▸ Exercise instructions
The entries below must be retyped in full. Keep every word the same.
>>>
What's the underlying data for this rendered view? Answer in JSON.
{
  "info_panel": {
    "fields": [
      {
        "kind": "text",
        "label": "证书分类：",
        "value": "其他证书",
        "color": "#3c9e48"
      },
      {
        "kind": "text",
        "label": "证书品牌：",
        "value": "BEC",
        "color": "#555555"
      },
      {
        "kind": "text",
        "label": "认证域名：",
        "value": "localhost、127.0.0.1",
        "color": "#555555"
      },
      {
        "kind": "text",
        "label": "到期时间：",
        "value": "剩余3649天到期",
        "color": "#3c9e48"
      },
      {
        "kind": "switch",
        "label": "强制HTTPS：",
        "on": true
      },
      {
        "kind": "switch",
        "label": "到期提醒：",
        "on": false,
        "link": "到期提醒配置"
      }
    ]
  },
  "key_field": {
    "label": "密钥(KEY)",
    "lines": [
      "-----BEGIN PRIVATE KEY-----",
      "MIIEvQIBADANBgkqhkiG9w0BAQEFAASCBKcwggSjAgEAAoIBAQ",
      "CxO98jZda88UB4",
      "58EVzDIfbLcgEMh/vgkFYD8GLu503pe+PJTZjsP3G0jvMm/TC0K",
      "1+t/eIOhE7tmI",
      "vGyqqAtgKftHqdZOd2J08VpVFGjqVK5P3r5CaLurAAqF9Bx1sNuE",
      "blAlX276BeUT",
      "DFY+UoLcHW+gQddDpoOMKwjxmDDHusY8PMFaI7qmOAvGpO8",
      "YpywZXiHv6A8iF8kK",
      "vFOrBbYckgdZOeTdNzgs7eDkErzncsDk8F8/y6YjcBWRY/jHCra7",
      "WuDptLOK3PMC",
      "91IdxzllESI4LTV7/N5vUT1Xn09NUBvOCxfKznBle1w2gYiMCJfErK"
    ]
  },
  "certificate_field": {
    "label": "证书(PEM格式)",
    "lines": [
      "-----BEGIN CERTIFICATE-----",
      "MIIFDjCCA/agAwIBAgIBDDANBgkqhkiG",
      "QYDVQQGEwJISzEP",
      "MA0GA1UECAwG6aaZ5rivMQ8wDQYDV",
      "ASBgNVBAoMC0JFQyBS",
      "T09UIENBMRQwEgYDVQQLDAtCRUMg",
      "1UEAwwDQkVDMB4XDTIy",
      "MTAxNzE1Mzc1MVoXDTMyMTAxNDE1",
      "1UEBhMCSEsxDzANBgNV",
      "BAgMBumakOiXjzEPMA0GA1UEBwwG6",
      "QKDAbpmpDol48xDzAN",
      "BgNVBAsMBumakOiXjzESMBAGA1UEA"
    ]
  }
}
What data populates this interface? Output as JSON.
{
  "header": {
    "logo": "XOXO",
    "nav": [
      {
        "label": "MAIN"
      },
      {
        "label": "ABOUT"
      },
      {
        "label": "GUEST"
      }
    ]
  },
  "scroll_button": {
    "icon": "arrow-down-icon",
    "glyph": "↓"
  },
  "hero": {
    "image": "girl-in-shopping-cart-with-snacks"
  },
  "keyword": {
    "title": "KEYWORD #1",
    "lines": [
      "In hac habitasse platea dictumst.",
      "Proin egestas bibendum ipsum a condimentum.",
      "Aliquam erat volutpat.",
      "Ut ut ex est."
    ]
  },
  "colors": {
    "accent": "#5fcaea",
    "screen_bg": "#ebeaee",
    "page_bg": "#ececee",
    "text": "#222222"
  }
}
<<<
▸ Answer space
What's the underlying data for this rendered view? Answer in JSON.
{
  "info_panel": {
    "fields": [
      {
        "kind": "text",
        "label": "证书分类：",
        "value": "其他证书",
        "color": "#3c9e48"
      },
      {
        "kind": "text",
        "label": "证书品牌：",
        "value": "BEC",
        "color": "#555555"
      },
      {
        "kind": "text",
        "label": "认证域名：",
        "value": "localhost、127.0.0.1",
        "color": "#555555"
      },
      {
        "kind": "text",
        "label": "到期时间：",
        "value": "剩余3649天到期",
        "color": "#3c9e48"
      },
      {
        "kind": "switch",
        "label": "强制HTTPS：",
        "on": true
      },
      {
        "kind": "switch",
        "label": "到期提醒：",
        "on": false,
        "link": "到期提醒配置"
      }
    ]
  },
  "key_field": {
    "label": "密钥(KEY)",
    "lines": [
      "-----BEGIN PRIVATE KEY-----",
      "MIIEvQIBADANBgkqhkiG9w0BAQEFAASCBKcwggSjAgEAAoIBAQ",
      "CxO98jZda88UB4",
      "58EVzDIfbLcgEMh/vgkFYD8GLu503pe+PJTZjsP3G0jvMm/TC0K",
      "1+t/eIOhE7tmI",
      "vGyqqAtgKftHqdZOd2J08VpVFGjqVK5P3r5CaLurAAqF9Bx1sNuE",
      "blAlX276BeUT",
      "DFY+UoLcHW+gQddDpoOMKwjxmDDHusY8PMFaI7qmOAvGpO8",
      "YpywZXiHv6A8iF8kK",
      "vFOrBbYckgdZOeTdNzgs7eDkErzncsDk8F8/y6YjcBWRY/jHCra7",
      "WuDptLOK3PMC",
      "91IdxzllESI4LTV7/N5vUT1Xn09NUBvOCxfKznBle1w2gYiMCJfErK"
    ]
  },
  "certificate_field": {
    "label": "证书(PEM格式)",
    "lines": [
      "-----BEGIN CERTIFICATE-----",
      "MIIFDjCCA/agAwIBAgIBDDANBgkqhkiG",
      "QYDVQQGEwJISzEP",
      "MA0GA1UECAwG6aaZ5rivMQ8wDQYDV",
      "ASBgNVBAoMC0JFQyBS",
      "T09UIENBMRQwEgYDVQQLDAtCRUMg",
      "1UEAwwDQkVDMB4XDTIy",
      "MTAxNzE1Mzc1MVoXDTMyMTAxNDE1",
      "1UEBhMCSEsxDzANBgNV",
      "BAgMBumakOiXjzEPMA0GA1UEBwwG6",
      "QKDAbpmpDol48xDzAN",
      "BgNVBAsMBumakOiXjzESMBAGA1UEA"
    ]
  }
}
What data populates this interface? Output as JSON.
{
  "header": {
    "logo": "XOXO",
    "nav": [
      {
        "label": "MAIN"
      },
      {
        "label": "ABOUT"
      },
      {
        "label": "GUEST"
      }
    ]
  },
  "scroll_button": {
    "icon": "arrow-down-icon",
    "glyph": "↓"
  },
  "hero": {
    "image": "girl-in-shopping-cart-with-snacks"
  },
  "keyword": {
    "title": "KEYWORD #1",
    "lines": [
      "In hac habitasse platea dictumst.",
      "Proin egestas bibendum ipsum a condimentum.",
      "Aliquam erat volutpat.",
      "Ut ut ex est."
    ]
  },
  "colors": {
    "accent": "#5fcaea",
    "screen_bg": "#ebeaee",
    "page_bg": "#ececee",
    "text": "#222222"
  }
}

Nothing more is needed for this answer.